Two bills proposing new rules for fracking in California died last week in Sacramento, turning industry attention away from lawmakers and toward state regulators working on new guidelines of their own.
One of the bills that stalled Aug. 16 in the Senate Appropriations Committee would have forced oil companies to disclose data on where and when oil and gas wells are fracked, how much water is used in the process and what happens to the water afterward. The other bill sought a moratorium on California fracking until the state implements new rules.
Environmentalists and some lawmakers expressed disappointment in the bills' fate. Industry representatives did not, saying it was best to leave rule-making to the state Department of Conservation, which plans to release draft regulations on fracking by year's end.
"While we will wait to see what those regulations look like, we think those agencies are the appropriate place for this conversation to take place," industry spokesman Tupper Hull, vice president of the trade group Western States Petroleum Association, wrote in an email.
Fracking, or hydraulic fracturing, injects sand, large amounts of water and small concentrations of sometimes toxic chemicals underground to break up rock formations to release oil and natural gas. The process is credited with opening access to vast petroleum reserves, though environmentalists contend that it threatens groundwater, consumes too much water and may induce seismic activity.
California has no rules specific to fracking, and the state Division of Oil, Gas and Geothermal Resources, which is part of the Department of Conservation, does not track the practice. DOGGR does require, however, that frack wells be built to the same standards as other wells.
Fracking regulation in the state has become an increasingly political issue. Last spring, when the department was pitching its annual budget, lawmakers insisted that officials there come up with rules specific to the practice, leading to a series of listening sessions on fracking and plans for an independent study of fracking.
Three bills, three approaches
Even before state regulators began working on new rules, legislators were considering how to govern fracking. In all, three bills were introduced.
One of the bills, proposed by Sen. Fran Pavley, D-Agoura Hills, would have forced oil companies to notify nearby residents of upcoming frack jobs. Opposed by industry because of the conflict it could create, it died earlier this year.
The moratorium bill was introduced by Assemblywoman Betsy Butler, D-Marina Del Rey. Environmentalists embraced the bill but the oil industry opposed it.
The bill considered most accommodating to the industry -- and which some thought had the best chance of becoming law -- was originally introduced last year by Assemblyman Bob Wieckowski, D-Fremont.
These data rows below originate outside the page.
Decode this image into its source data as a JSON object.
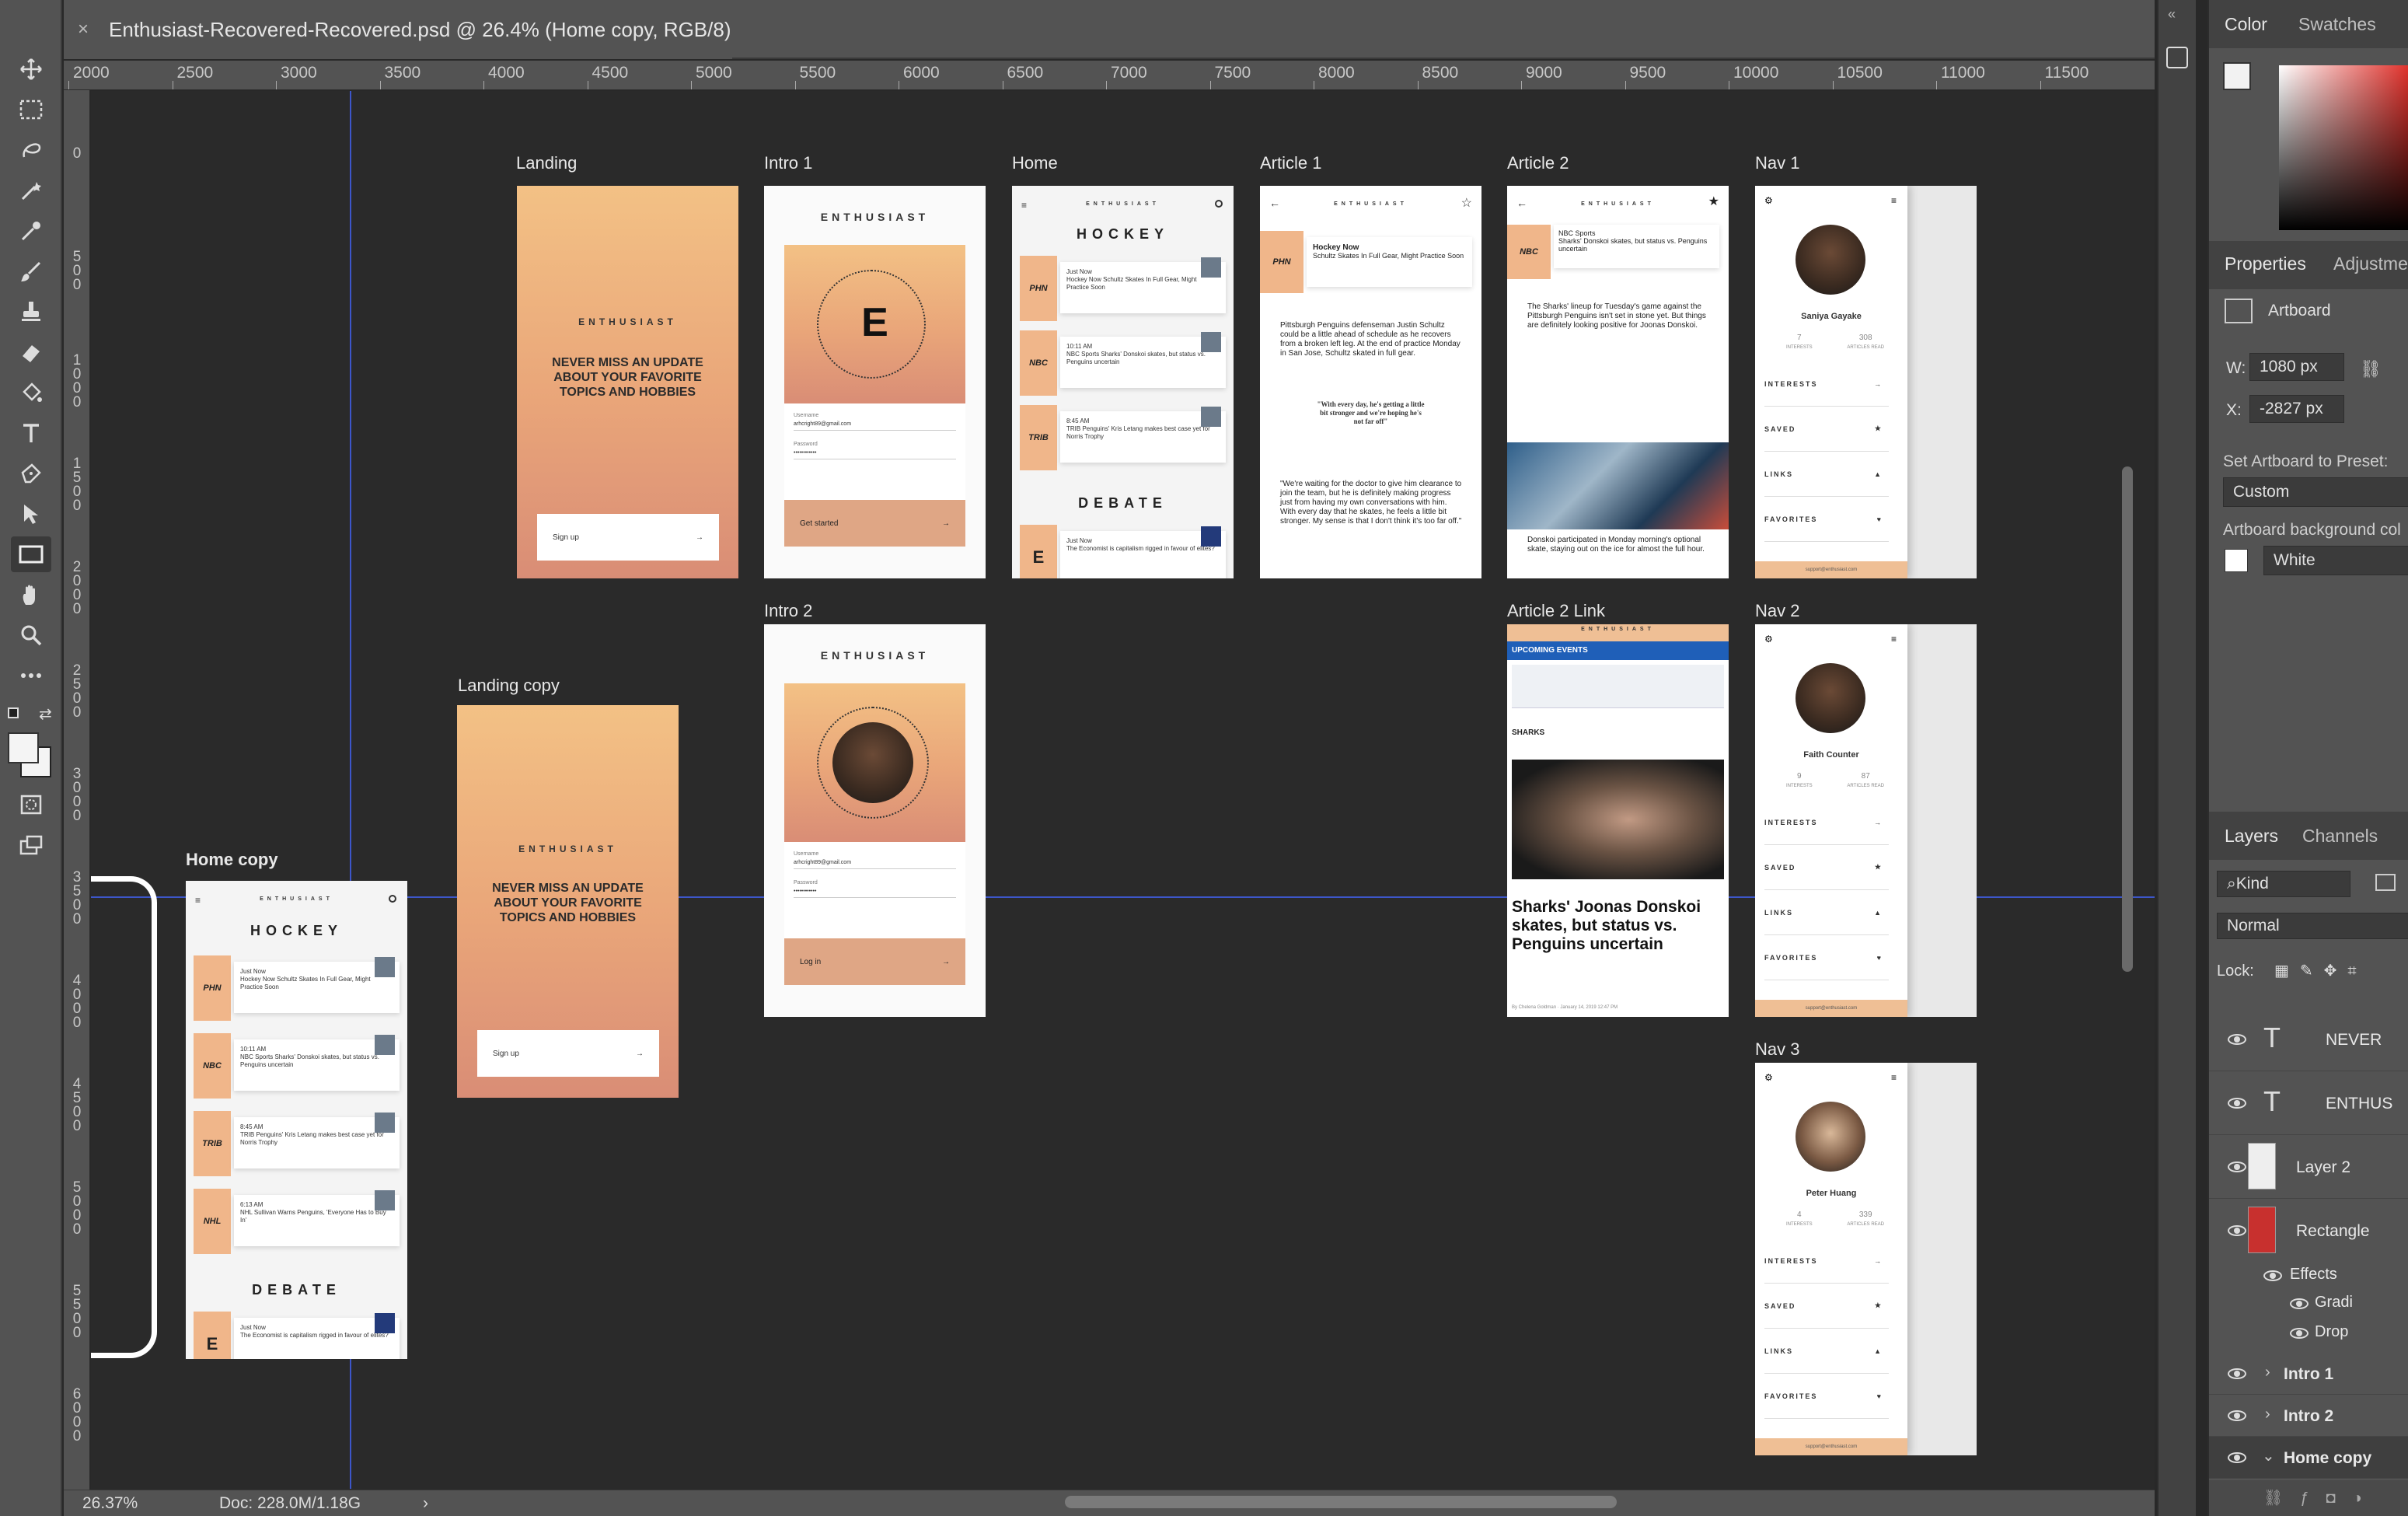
{
  "document": {
    "tab_title": "Enthusiast-Recovered-Recovered.psd @ 26.4% (Home copy, RGB/8)",
    "close_glyph": "×"
  },
  "tools": [
    "move-icon",
    "marquee-icon",
    "lasso-icon",
    "magic-wand-icon",
    "eyedropper-icon",
    "brush-icon",
    "stamp-icon",
    "eraser-icon",
    "paint-bucket-icon",
    "type-icon",
    "pen-icon",
    "path-select-icon",
    "rectangle-icon",
    "hand-icon",
    "zoom-icon",
    "more-icon"
  ],
  "ruler": {
    "top_labels": [
      "2000",
      "2500",
      "3000",
      "3500",
      "4000",
      "4500",
      "5000",
      "5500",
      "6000",
      "6500",
      "7000",
      "7500",
      "8000",
      "8500",
      "9000",
      "9500",
      "10000",
      "10500",
      "11000",
      "11500"
    ],
    "left_labels": [
      "500",
      "0",
      "500",
      "1000",
      "1500",
      "2000",
      "2500",
      "3000",
      "3500",
      "4000",
      "4500",
      "5000",
      "5500",
      "6000"
    ]
  },
  "artboards": {
    "landing": "Landing",
    "intro1": "Intro 1",
    "home": "Home",
    "article1": "Article 1",
    "article2": "Article 2",
    "nav1": "Nav 1",
    "intro2": "Intro 2",
    "article2link": "Article 2 Link",
    "nav2": "Nav 2",
    "landing_copy": "Landing copy",
    "home_copy": "Home copy",
    "nav3": "Nav 3"
  },
  "content": {
    "brand": "ENTHUSIAST",
    "tagline": "NEVER MISS AN UPDATE ABOUT YOUR FAVORITE TOPICS AND HOBBIES",
    "signup": "Sign up",
    "arrow": "→",
    "hockey": "HOCKEY",
    "debate": "DEBATE",
    "get_started": "Get started",
    "log_in": "Log in",
    "email_label": "Username",
    "email_value": "arhcright89@gmail.com",
    "password_label": "Password",
    "password_value": "••••••••••••",
    "e_logo": "E",
    "just_now": "Just Now",
    "phn": "PHN",
    "nbc": "NBC",
    "trib": "TRIB",
    "nhl": "NHL",
    "feed1": "Hockey Now Schultz Skates In Full Gear, Might Practice Soon",
    "feed2": "NBC Sports Sharks' Donskoi skates, but status vs. Penguins uncertain",
    "feed3": "TRIB Penguins' Kris Letang makes best case yet for Norris Trophy",
    "feed4": "NHL Sullivan Warns Penguins, 'Everyone Has to Buy In'",
    "feed5": "The Economist is capitalism rigged in favour of elites?",
    "t1": "10:11 AM",
    "t2": "8:45 AM",
    "t3": "6:13 AM",
    "article1_source": "Hockey Now",
    "article1_headline": "Schultz Skates In Full Gear, Might Practice Soon",
    "article1_body": "Pittsburgh Penguins defenseman Justin Schultz could be a little ahead of schedule as he recovers from a broken left leg. At the end of practice Monday in San Jose, Schultz skated in full gear.",
    "article1_quote": "\"With every day, he's getting a little bit stronger and we're hoping he's not far off\"",
    "article1_body2": "\"We're waiting for the doctor to give him clearance to join the team, but he is definitely making progress just from having my own conversations with him. With every day that he skates, he feels a little bit stronger. My sense is that I don't think it's too far off.\"",
    "article2_source": "NBC Sports",
    "article2_headline": "Sharks' Donskoi skates, but status vs. Penguins uncertain",
    "article2_body": "The Sharks' lineup for Tuesday's game against the Pittsburgh Penguins isn't set in stone yet. But things are definitely looking positive for Joonas Donskoi.",
    "article2_body2": "Donskoi participated in Monday morning's optional skate, staying out on the ice for almost the full hour.",
    "link_upcoming": "UPCOMING EVENTS",
    "link_sharks": "SHARKS",
    "link_headline": "Sharks' Joonas Donskoi skates, but status vs. Penguins uncertain",
    "link_byline": "By Chelena Goldman · January 14, 2019 12:47 PM",
    "nav_interests": "INTERESTS",
    "nav_saved": "SAVED",
    "nav_links": "LINKS",
    "nav_favorites": "FAVORITES",
    "nav_interests_label": "INTERESTS",
    "nav_articles_label": "ARTICLES READ",
    "nav1_name": "Saniya Gayake",
    "nav1_interests": "7",
    "nav1_articles": "308",
    "nav2_name": "Faith Counter",
    "nav2_interests": "9",
    "nav2_articles": "87",
    "nav3_name": "Peter Huang",
    "nav3_interests": "4",
    "nav3_articles": "339",
    "support": "support@enthusiast.com"
  },
  "panels": {
    "color_tab": "Color",
    "swatches_tab": "Swatches",
    "properties_tab": "Properties",
    "adjustments_tab": "Adjustme",
    "artboard_label": "Artboard",
    "w_label": "W:",
    "w_value": "1080 px",
    "x_label": "X:",
    "x_value": "-2827 px",
    "preset_label": "Set Artboard to Preset:",
    "preset_value": "Custom",
    "bg_label": "Artboard background col",
    "bg_value": "White",
    "layers_tab": "Layers",
    "channels_tab": "Channels",
    "kind": "Kind",
    "blend": "Normal",
    "lock": "Lock:",
    "layers": [
      {
        "name": "NEVER",
        "type": "text"
      },
      {
        "name": "ENTHUS",
        "type": "text"
      },
      {
        "name": "Layer 2",
        "type": "pixel"
      },
      {
        "name": "Rectangle",
        "type": "shape"
      }
    ],
    "effects": "Effects",
    "gradient": "Gradi",
    "drop": "Drop",
    "groups": [
      "Intro 1",
      "Intro 2",
      "Home copy"
    ]
  },
  "status": {
    "zoom": "26.37%",
    "doc": "Doc: 228.0M/1.18G",
    "arrow": "›"
  },
  "colors": {
    "accent_guide": "#3d56c9",
    "gradient_top": "#f3c185",
    "gradient_bottom": "#d98d76",
    "rect_swatch": "#c8302e"
  }
}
It would have forced oil companies to disclose much information that has been secret. (Some companies have since begun disclosing certain fracking information; it is available online at fracfocus.org.)
Wieckowski said Wednesday that although he was disappointed, his efforts may yet prove helpful to regulators as they try to craft new fracking rules.
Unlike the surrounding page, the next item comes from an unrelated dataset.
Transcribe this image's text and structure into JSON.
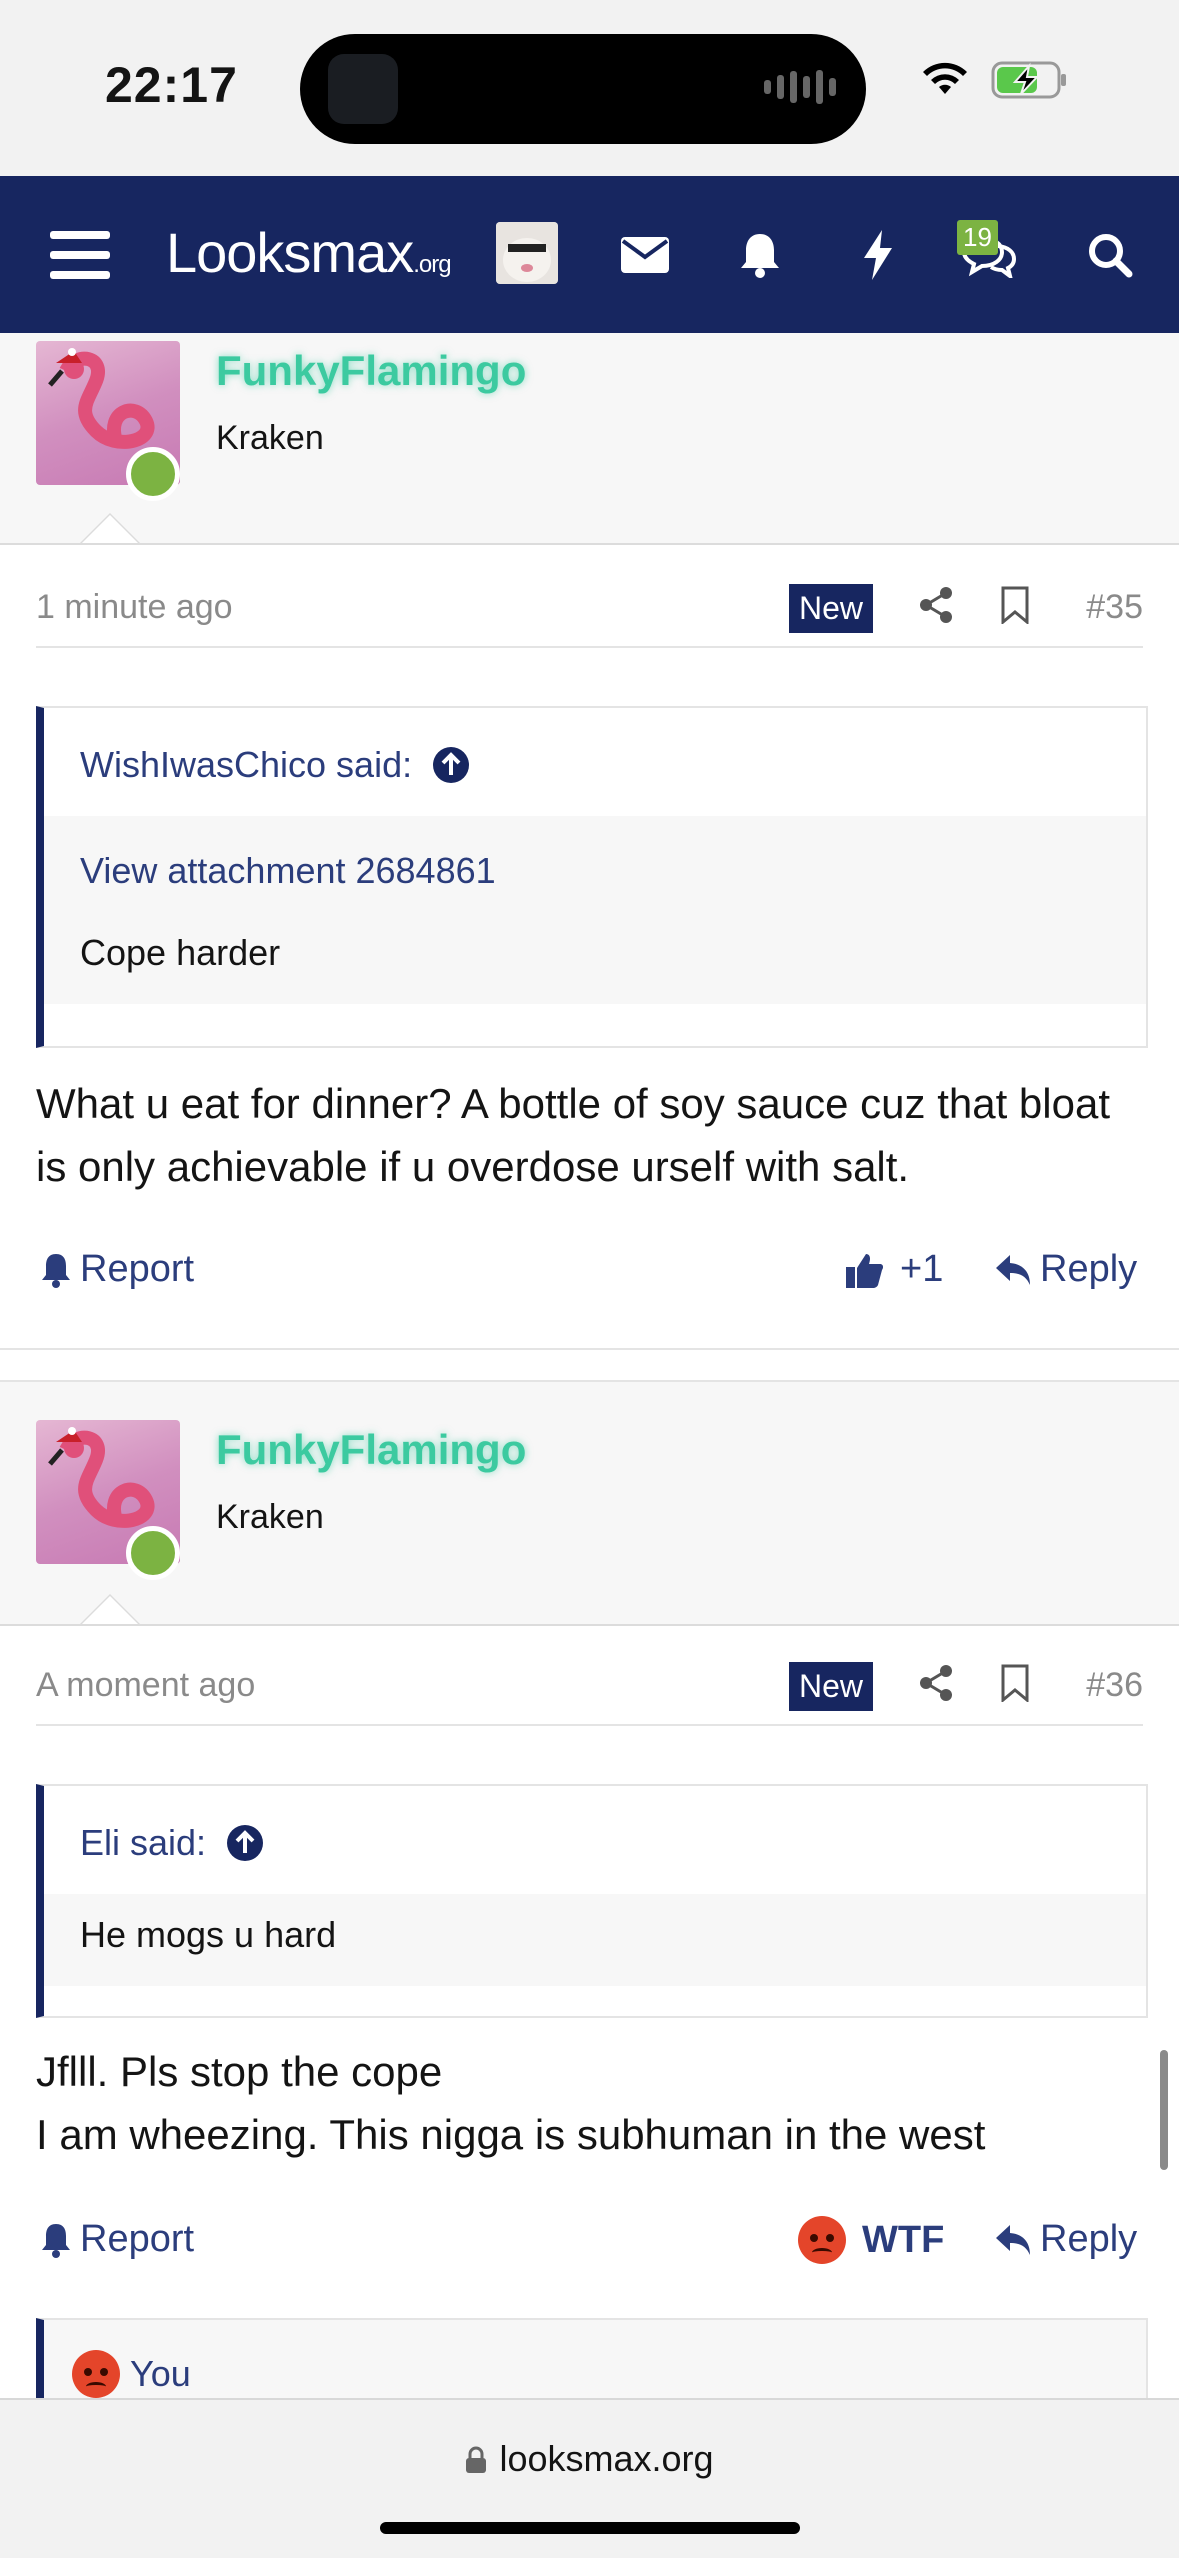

Even so, he plans to reintroduce the bill in some form next during the next legislative session.
"I don't think that DOGGR can do in regulations all the things that we have in statute," he said.
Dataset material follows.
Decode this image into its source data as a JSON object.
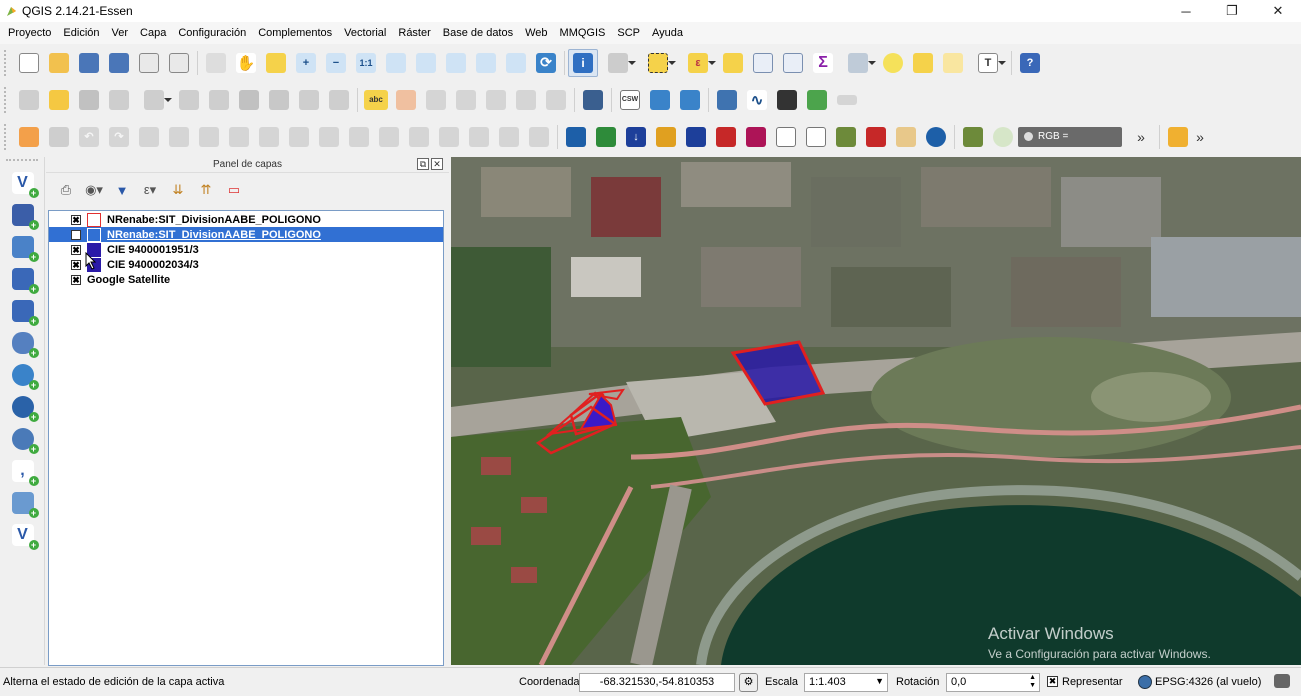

As to what stalled his bill, Wieckowski said he ran out of time trying to build consensus among environmental groups.
"We've come pretty close," he said. "I thought I had a deal."
Rock Zierman, head of the trade group California Independent Petroleum Association, said the industry never intervened to kill the bills, even as it ultimately opposed all three.
What may have doomed the Wieckowski bill, he said, were the many amendments that were proposed late in the process.
"Unfortunately, these bills became a Christmas tree that everyone wanted to put all their ideas on," Zierman said.
Wait and see
Kristin Lynch, Pacific region director of Food & Water Watch, which supports a statewide moratorium on what it considers the unsafe practice of fracking, said skepticism remains high within the Washington-based consumer advocacy nonprofit.
She said the group has little confidence in DOGGR's ability to enforce any new rules on fracking.
"I think leaving it up to DOGGR is problematic in that they've shown themselves either unwilling or incapable of monitoring what's going on," she said.
A spokesman for Pavley, Chuck Dalldorf, said the senator may introduce a fracking bill next year, depending what regulators come up with.